- WORK TASK: Repeat every record word for word and omit the images.

-=-=-=-=-

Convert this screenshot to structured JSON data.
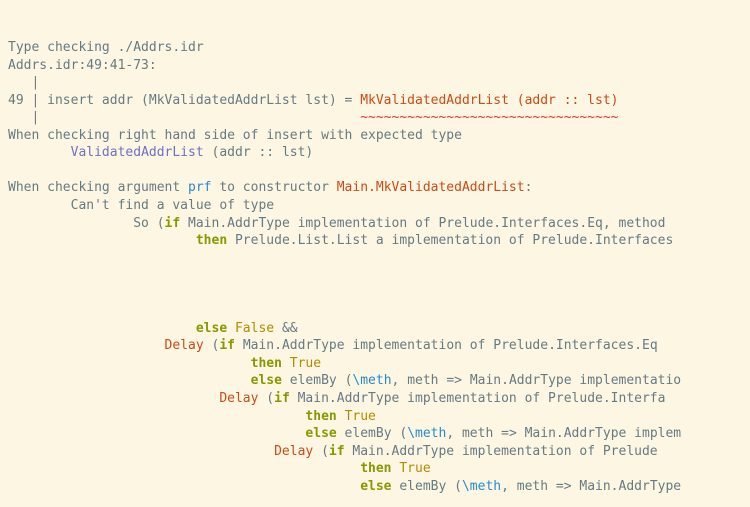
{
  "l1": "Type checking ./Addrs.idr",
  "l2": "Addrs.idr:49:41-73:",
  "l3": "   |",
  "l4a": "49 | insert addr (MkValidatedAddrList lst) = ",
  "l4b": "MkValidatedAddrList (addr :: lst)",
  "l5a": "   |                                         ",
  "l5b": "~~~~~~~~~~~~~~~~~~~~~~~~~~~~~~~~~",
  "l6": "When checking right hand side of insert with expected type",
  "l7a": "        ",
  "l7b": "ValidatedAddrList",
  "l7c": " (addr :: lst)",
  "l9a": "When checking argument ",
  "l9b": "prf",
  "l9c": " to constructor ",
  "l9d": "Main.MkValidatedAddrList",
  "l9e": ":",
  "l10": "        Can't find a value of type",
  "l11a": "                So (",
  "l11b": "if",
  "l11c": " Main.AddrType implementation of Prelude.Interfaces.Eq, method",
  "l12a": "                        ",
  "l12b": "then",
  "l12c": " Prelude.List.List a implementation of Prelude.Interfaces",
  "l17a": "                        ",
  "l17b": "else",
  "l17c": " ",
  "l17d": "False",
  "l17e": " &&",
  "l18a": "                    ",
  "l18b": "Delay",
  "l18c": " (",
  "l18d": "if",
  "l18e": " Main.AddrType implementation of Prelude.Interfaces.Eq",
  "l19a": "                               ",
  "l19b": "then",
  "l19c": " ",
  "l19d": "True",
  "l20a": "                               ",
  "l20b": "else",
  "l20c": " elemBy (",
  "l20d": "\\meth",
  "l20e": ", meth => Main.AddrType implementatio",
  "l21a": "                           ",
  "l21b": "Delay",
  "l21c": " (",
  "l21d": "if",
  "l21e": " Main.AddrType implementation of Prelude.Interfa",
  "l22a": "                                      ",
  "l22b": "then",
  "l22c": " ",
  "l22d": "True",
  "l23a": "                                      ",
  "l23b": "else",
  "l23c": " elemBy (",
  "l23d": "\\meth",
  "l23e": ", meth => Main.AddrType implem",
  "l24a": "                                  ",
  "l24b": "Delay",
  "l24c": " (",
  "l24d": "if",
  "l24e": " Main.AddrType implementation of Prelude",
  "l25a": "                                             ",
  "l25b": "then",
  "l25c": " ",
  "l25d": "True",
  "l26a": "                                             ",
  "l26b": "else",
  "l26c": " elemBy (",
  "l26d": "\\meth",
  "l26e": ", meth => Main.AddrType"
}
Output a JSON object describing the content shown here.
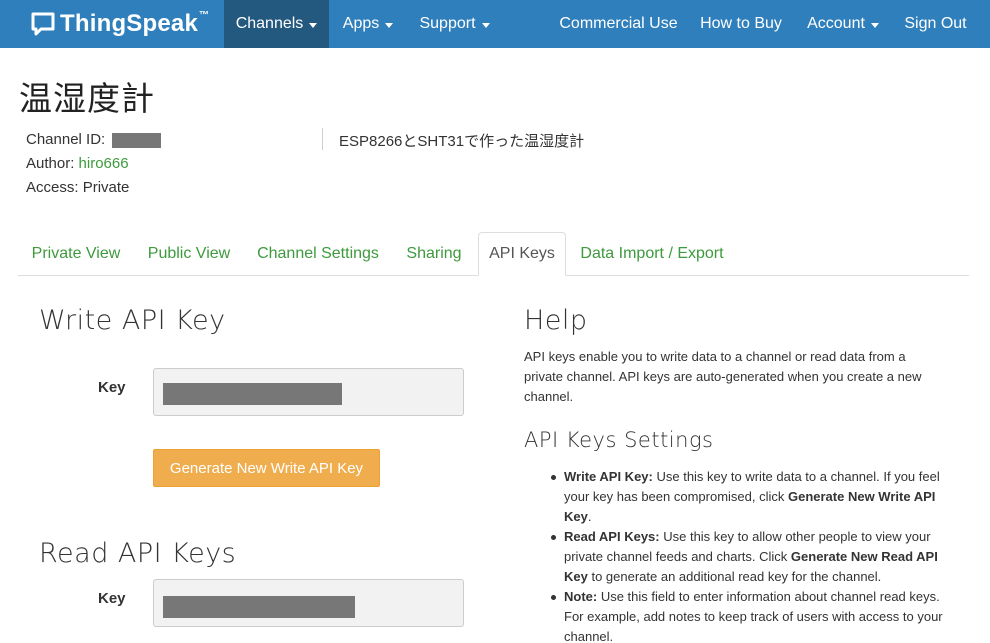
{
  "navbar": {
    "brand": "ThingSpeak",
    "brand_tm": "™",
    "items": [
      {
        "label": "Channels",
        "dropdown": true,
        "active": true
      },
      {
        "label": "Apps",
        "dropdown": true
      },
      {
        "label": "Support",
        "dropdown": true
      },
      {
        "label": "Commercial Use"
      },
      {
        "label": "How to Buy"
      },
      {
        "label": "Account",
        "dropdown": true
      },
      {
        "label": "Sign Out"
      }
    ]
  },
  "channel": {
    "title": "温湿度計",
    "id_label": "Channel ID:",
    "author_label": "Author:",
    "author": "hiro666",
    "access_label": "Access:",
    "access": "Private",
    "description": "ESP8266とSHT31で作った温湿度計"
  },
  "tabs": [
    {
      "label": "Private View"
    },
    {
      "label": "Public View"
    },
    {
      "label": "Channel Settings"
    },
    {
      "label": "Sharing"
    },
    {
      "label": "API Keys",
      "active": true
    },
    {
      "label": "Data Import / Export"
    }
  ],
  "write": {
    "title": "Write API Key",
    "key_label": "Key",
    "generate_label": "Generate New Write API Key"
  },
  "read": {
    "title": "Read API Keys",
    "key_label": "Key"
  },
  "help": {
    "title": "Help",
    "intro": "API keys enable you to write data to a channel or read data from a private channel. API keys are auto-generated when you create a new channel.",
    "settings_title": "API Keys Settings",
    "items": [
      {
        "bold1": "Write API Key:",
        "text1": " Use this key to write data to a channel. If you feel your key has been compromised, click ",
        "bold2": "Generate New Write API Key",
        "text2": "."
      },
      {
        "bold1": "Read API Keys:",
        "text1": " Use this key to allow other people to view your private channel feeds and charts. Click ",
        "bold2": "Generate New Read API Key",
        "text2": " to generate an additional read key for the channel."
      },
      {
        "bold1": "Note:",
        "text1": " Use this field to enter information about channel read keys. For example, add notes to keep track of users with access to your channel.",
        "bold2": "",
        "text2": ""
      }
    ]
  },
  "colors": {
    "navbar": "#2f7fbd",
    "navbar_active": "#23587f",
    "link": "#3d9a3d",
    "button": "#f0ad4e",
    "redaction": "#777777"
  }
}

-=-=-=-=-

- EXPECTED OUTPUT:
Convert this screenshot to structured JSON data.
{
  "l1": "Type checking ./Addrs.idr",
  "l2": "Addrs.idr:49:41-73:",
  "l3": "   |",
  "l4a": "49 | insert addr (MkValidatedAddrList lst) = ",
  "l4b": "MkValidatedAddrList (addr :: lst)",
  "l5a": "   |                                         ",
  "l5b": "~~~~~~~~~~~~~~~~~~~~~~~~~~~~~~~~~",
  "l6": "When checking right hand side of insert with expected type",
  "l7a": "        ",
  "l7b": "ValidatedAddrList",
  "l7c": " (addr :: lst)",
  "l9a": "When checking argument ",
  "l9b": "prf",
  "l9c": " to constructor ",
  "l9d": "Main.MkValidatedAddrList",
  "l9e": ":",
  "l10": "        Can't find a value of type",
  "l11a": "                So (",
  "l11b": "if",
  "l11c": " Main.AddrType implementation of Prelude.Interfaces.Eq, method",
  "l12a": "                        ",
  "l12b": "then",
  "l12c": " Prelude.List.List a implementation of Prelude.Interfaces",
  "l17a": "                        ",
  "l17b": "else",
  "l17c": " ",
  "l17d": "False",
  "l17e": " &&",
  "l18a": "                    ",
  "l18b": "Delay",
  "l18c": " (",
  "l18d": "if",
  "l18e": " Main.AddrType implementation of Prelude.Interfaces.Eq",
  "l19a": "                               ",
  "l19b": "then",
  "l19c": " ",
  "l19d": "True",
  "l20a": "                               ",
  "l20b": "else",
  "l20c": " elemBy (",
  "l20d": "\\meth",
  "l20e": ", meth => Main.AddrType implementatio",
  "l21a": "                           ",
  "l21b": "Delay",
  "l21c": " (",
  "l21d": "if",
  "l21e": " Main.AddrType implementation of Prelude.Interfa",
  "l22a": "                                      ",
  "l22b": "then",
  "l22c": " ",
  "l22d": "True",
  "l23a": "                                      ",
  "l23b": "else",
  "l23c": " elemBy (",
  "l23d": "\\meth",
  "l23e": ", meth => Main.AddrType implem",
  "l24a": "                                  ",
  "l24b": "Delay",
  "l24c": " (",
  "l24d": "if",
  "l24e": " Main.AddrType implementation of Prelude",
  "l25a": "                                             ",
  "l25b": "then",
  "l25c": " ",
  "l25d": "True",
  "l26a": "                                             ",
  "l26b": "else",
  "l26c": " elemBy (",
  "l26d": "\\meth",
  "l26e": ", meth => Main.AddrType"
}
Output a JSON object describing the content shown here.
{
  "navbar": {
    "brand": "ThingSpeak",
    "brand_tm": "™",
    "items": [
      {
        "label": "Channels",
        "dropdown": true,
        "active": true
      },
      {
        "label": "Apps",
        "dropdown": true
      },
      {
        "label": "Support",
        "dropdown": true
      },
      {
        "label": "Commercial Use"
      },
      {
        "label": "How to Buy"
      },
      {
        "label": "Account",
        "dropdown": true
      },
      {
        "label": "Sign Out"
      }
    ]
  },
  "channel": {
    "title": "温湿度計",
    "id_label": "Channel ID:",
    "author_label": "Author:",
    "author": "hiro666",
    "access_label": "Access:",
    "access": "Private",
    "description": "ESP8266とSHT31で作った温湿度計"
  },
  "tabs": [
    {
      "label": "Private View"
    },
    {
      "label": "Public View"
    },
    {
      "label": "Channel Settings"
    },
    {
      "label": "Sharing"
    },
    {
      "label": "API Keys",
      "active": true
    },
    {
      "label": "Data Import / Export"
    }
  ],
  "write": {
    "title": "Write API Key",
    "key_label": "Key",
    "generate_label": "Generate New Write API Key"
  },
  "read": {
    "title": "Read API Keys",
    "key_label": "Key"
  },
  "help": {
    "title": "Help",
    "intro": "API keys enable you to write data to a channel or read data from a private channel. API keys are auto-generated when you create a new channel.",
    "settings_title": "API Keys Settings",
    "items": [
      {
        "bold1": "Write API Key:",
        "text1": " Use this key to write data to a channel. If you feel your key has been compromised, click ",
        "bold2": "Generate New Write API Key",
        "text2": "."
      },
      {
        "bold1": "Read API Keys:",
        "text1": " Use this key to allow other people to view your private channel feeds and charts. Click ",
        "bold2": "Generate New Read API Key",
        "text2": " to generate an additional read key for the channel."
      },
      {
        "bold1": "Note:",
        "text1": " Use this field to enter information about channel read keys. For example, add notes to keep track of users with access to your channel.",
        "bold2": "",
        "text2": ""
      }
    ]
  },
  "colors": {
    "navbar": "#2f7fbd",
    "navbar_active": "#23587f",
    "link": "#3d9a3d",
    "button": "#f0ad4e",
    "redaction": "#777777"
  }
}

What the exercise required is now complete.